GILCREST, Colo.—Water is still a major issue in the town of Gilcrest on Highway 85, on the way to Greeley.
In June, we showed you how the rising water table under the town was causing problems at the sewage treatment plant. Huge bubbles were formed by water busting through the rubber bladders which line the treatment basins.
“We know this is a dangerous situation,” said Mayor Jeff Nelson. “We know 30 years ago the water table was 30 feet deep, but now the level has risen and is just one foot below the surface.”
That means there is water everywhere in the town and on farms around the town. One solution being floated by the state’s water guru, is to turn on irrigation wells in a seven mile radius around the town.
One developer, Paul Chacon, says he has built a small subdivision in the town and bought more land to construct even more homes. But with the sewer and rising water issues, those plans are on hold.
Glen Durant needs 13 sump pumps in his basement to keep dry, and says if anyone knows where the water is coming from, he needs to know, so he can send them the bill … a hefty bill.
So, while the town tries to get the sewage plant running safely again, questions about why irrigation wells, in fields around the town, aren’t turned on so underground water trying to flow into the South Platte can’t be drained away from homes and the town.

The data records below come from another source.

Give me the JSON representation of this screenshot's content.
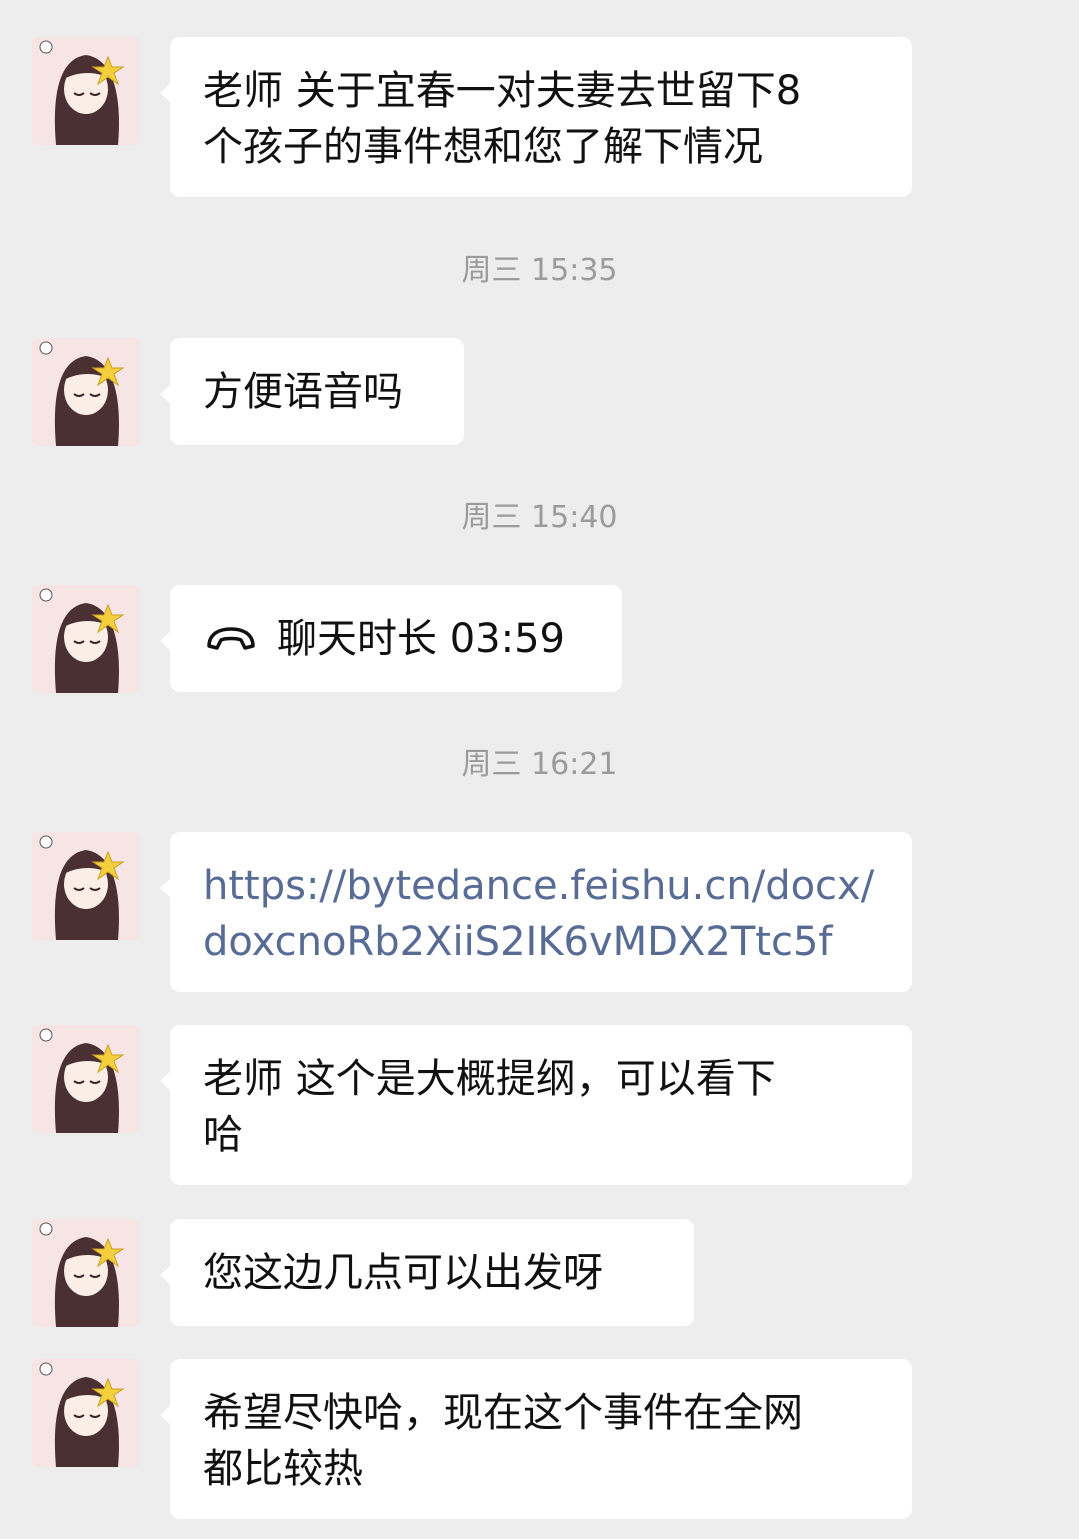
{
  "conversation": {
    "messages": [
      {
        "sender": "contact",
        "avatar_icon": "anime-girl-avatar-icon",
        "text": "老师 关于宜春一对夫妻去世留下8\n个孩子的事件想和您了解下情况"
      },
      {
        "sender": "contact",
        "avatar_icon": "anime-girl-avatar-icon",
        "text": "方便语音吗"
      },
      {
        "sender": "contact",
        "avatar_icon": "anime-girl-avatar-icon",
        "type": "voice_call",
        "icon": "phone-hangup-icon",
        "text": "聊天时长 03:59"
      },
      {
        "sender": "contact",
        "avatar_icon": "anime-girl-avatar-icon",
        "type": "link",
        "text": "https://bytedance.feishu.cn/docx/\ndoxcnoRb2XiiS2IK6vMDX2Ttc5f"
      },
      {
        "sender": "contact",
        "avatar_icon": "anime-girl-avatar-icon",
        "text": "老师 这个是大概提纲，可以看下\n哈"
      },
      {
        "sender": "contact",
        "avatar_icon": "anime-girl-avatar-icon",
        "text": "您这边几点可以出发呀"
      },
      {
        "sender": "contact",
        "avatar_icon": "anime-girl-avatar-icon",
        "text": "希望尽快哈，现在这个事件在全网\n都比较热"
      }
    ],
    "timestamps": [
      "周三 15:35",
      "周三 15:40",
      "周三 16:21"
    ]
  },
  "colors": {
    "background": "#ededed",
    "bubble": "#ffffff",
    "link": "#576b95",
    "timestamp": "#9b9b9b"
  }
}
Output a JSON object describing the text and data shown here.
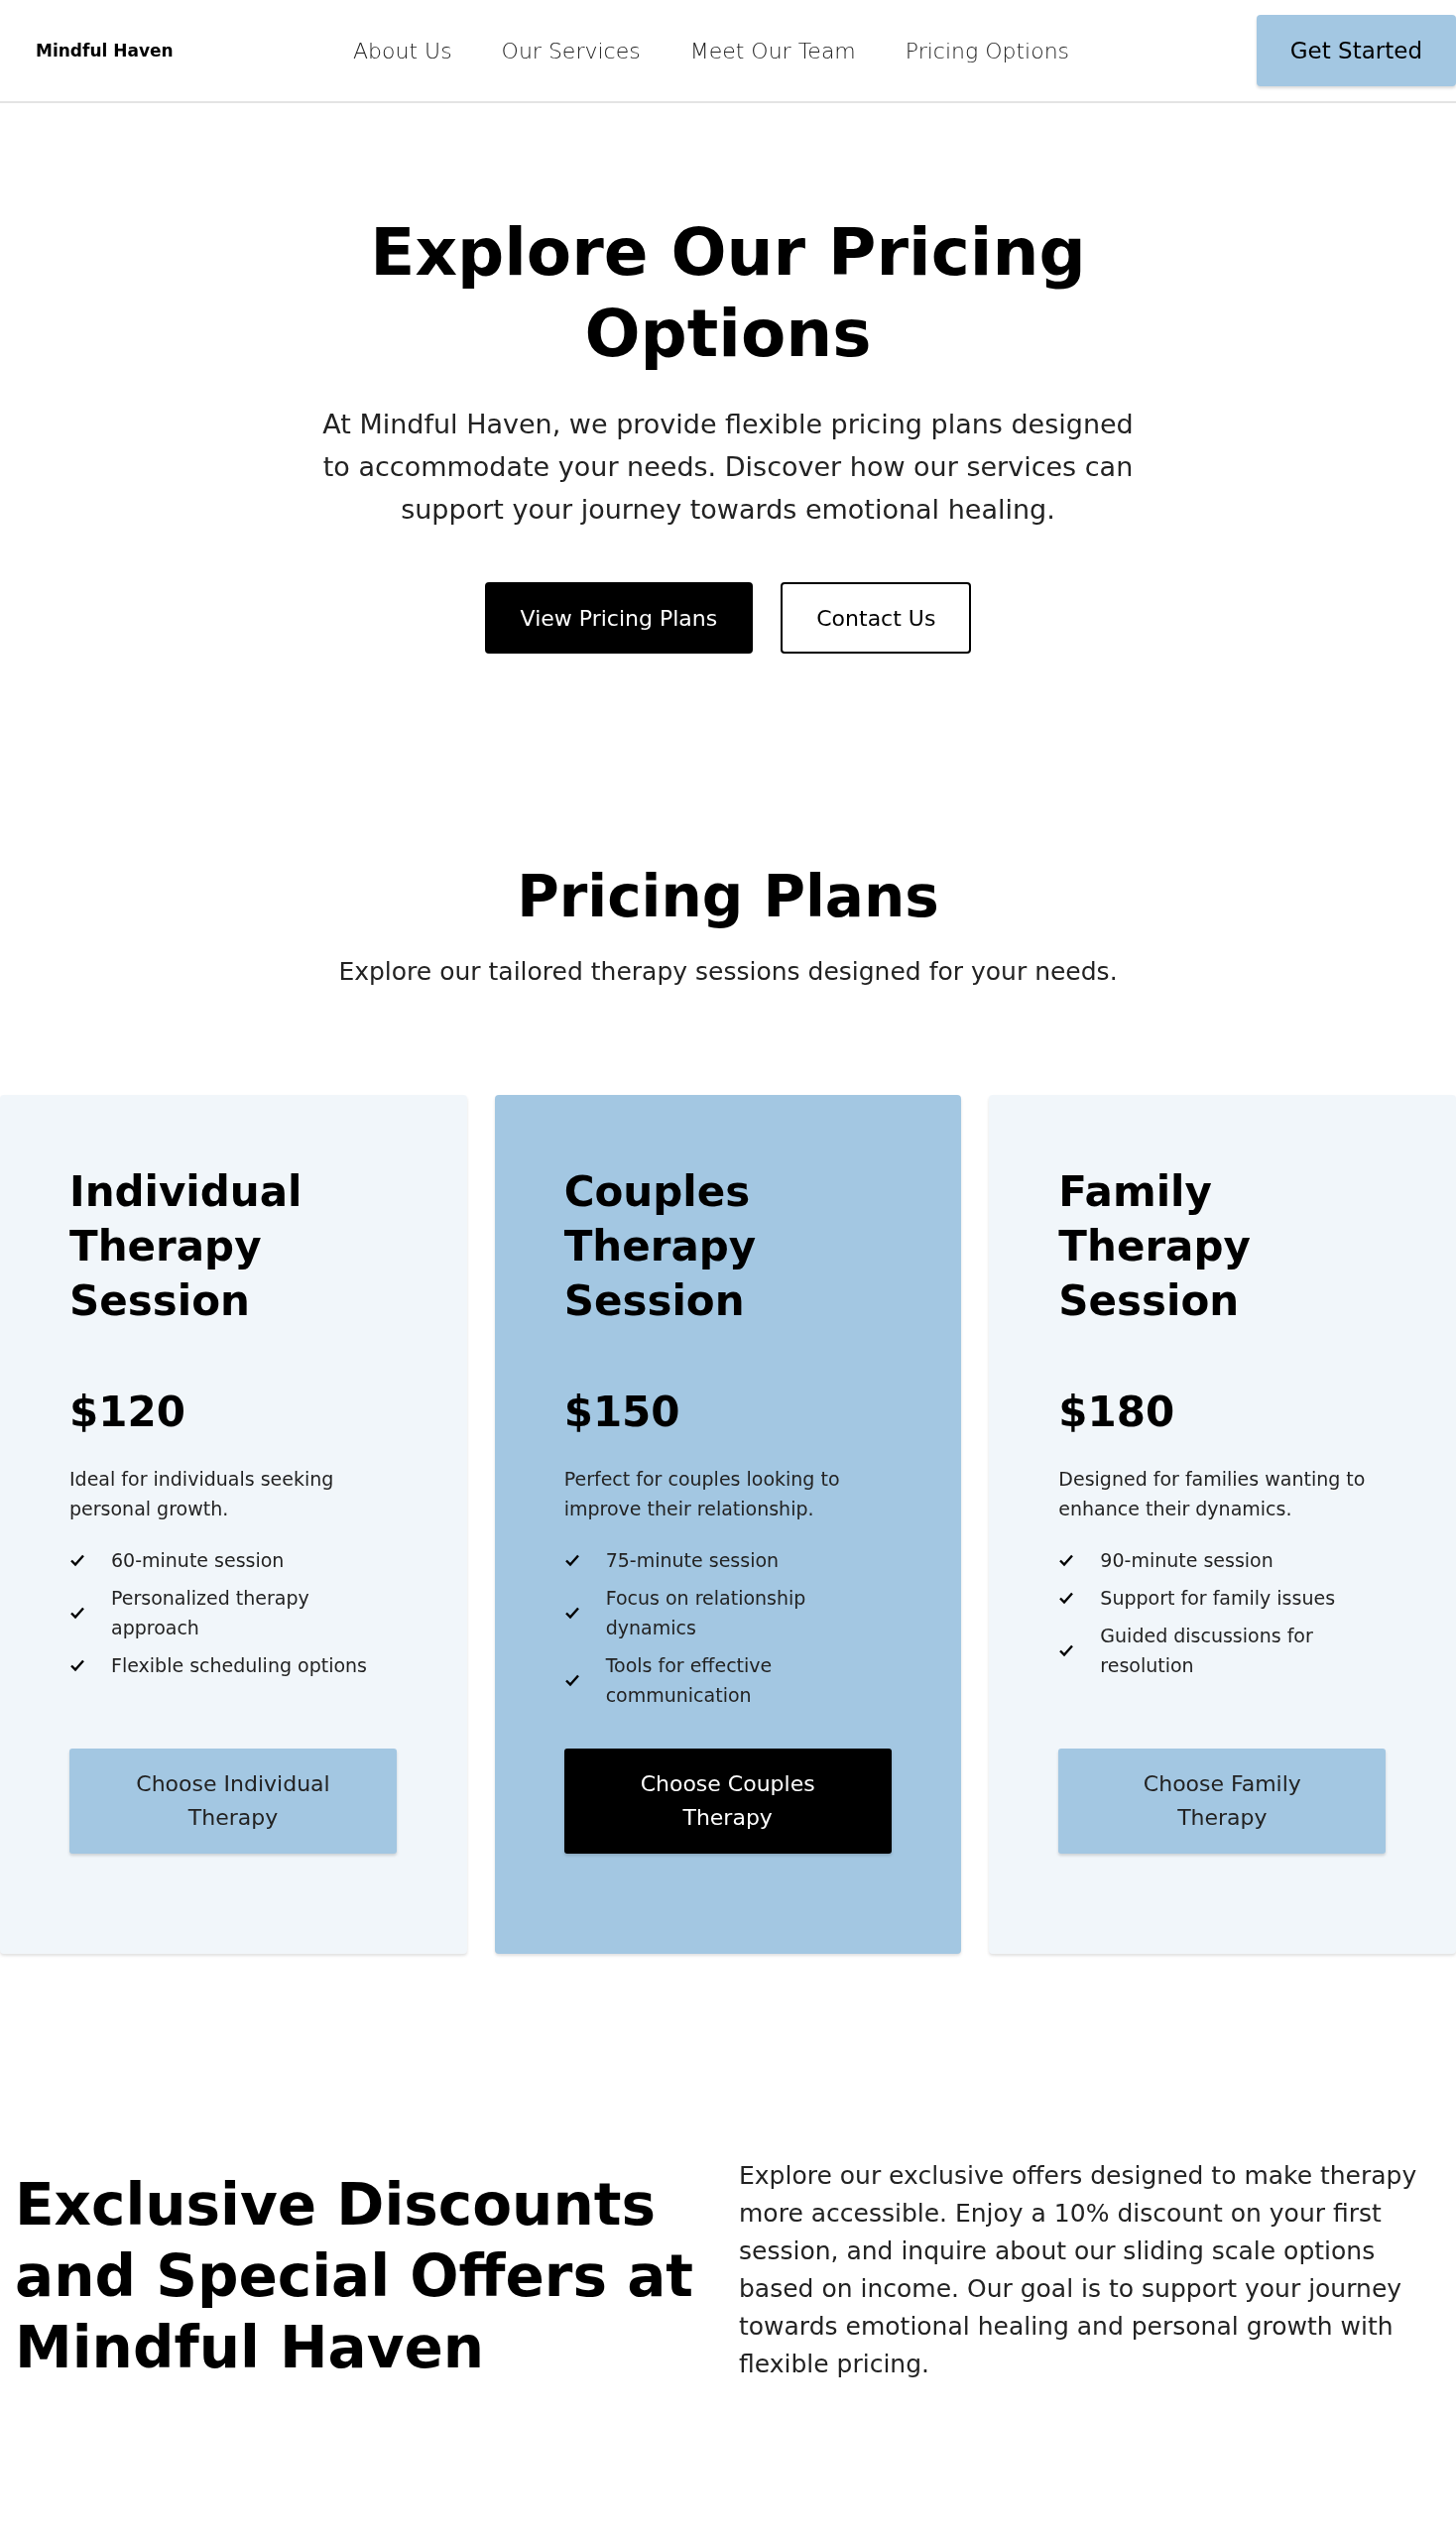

Letting farmers use the water to raise crops is also a possibility, but the state turned off the wells years ago, allowing ground water to build and build. Many say that is one big reason water is on the rise and why Mayor Nelson says, “We could be a lake if something isn’t done.”